Leonard might be one of the more special players in this year’s class. At 6-foot-2, 232 pounds, Leonard is expected to come in as a tight end and analysts are always referring to him as an athletic freak. He recently performed at the Badger Sports Elite 7-on-7 in Tampa over the weekend and word is that he was one of the best, if not the best, of the bunch down there. Eleven teams competed in the tournament, but according to Rivals.com Recruiting Analyst Barton Simmons, Leonard powered his Jacksonville-based Pro Impact team to a championship.
Simmons said Leonard, who could be considered undersized at tight end, was the top performer at the tournament. He described Leonard as being able to “literally run through” defenders that were “crawling all over him.” Simmons also said that Leonard made every play he had to to will his team to victory after victory over the weekend, helping him garner MVP honors.

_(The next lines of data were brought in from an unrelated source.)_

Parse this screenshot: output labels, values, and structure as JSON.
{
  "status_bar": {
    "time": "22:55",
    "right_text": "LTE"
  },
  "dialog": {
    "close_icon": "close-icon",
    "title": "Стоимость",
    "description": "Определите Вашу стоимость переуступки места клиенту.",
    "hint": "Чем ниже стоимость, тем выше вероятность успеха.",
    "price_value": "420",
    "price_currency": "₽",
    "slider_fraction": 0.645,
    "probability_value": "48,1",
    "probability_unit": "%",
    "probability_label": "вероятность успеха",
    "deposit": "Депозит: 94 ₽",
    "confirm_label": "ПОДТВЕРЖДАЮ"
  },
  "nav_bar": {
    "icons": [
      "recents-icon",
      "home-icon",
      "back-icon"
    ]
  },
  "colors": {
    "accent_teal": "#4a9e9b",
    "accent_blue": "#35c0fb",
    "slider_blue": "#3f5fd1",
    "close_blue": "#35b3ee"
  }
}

“A.C. was the most dominating player in a loaded event,” Simmons said. “He’s so strong, runs good routes and he has incredibly soft hands. Essentially, he carried his team to thechampionship as a guy that could make a play even if everyone in the city knew the ball was going his way.”
This performance should only help increase Leonard’s popularity throughout the recruiting world. Leonard showed that he can compete with some of the best players in the state over the weekend and currently has offers from Miami, Florida International and Central Florida. While he’s committed to Florida, Leonard is still open to listening to other schools and currently has interest in Alabama, North Carolina and South Carolina.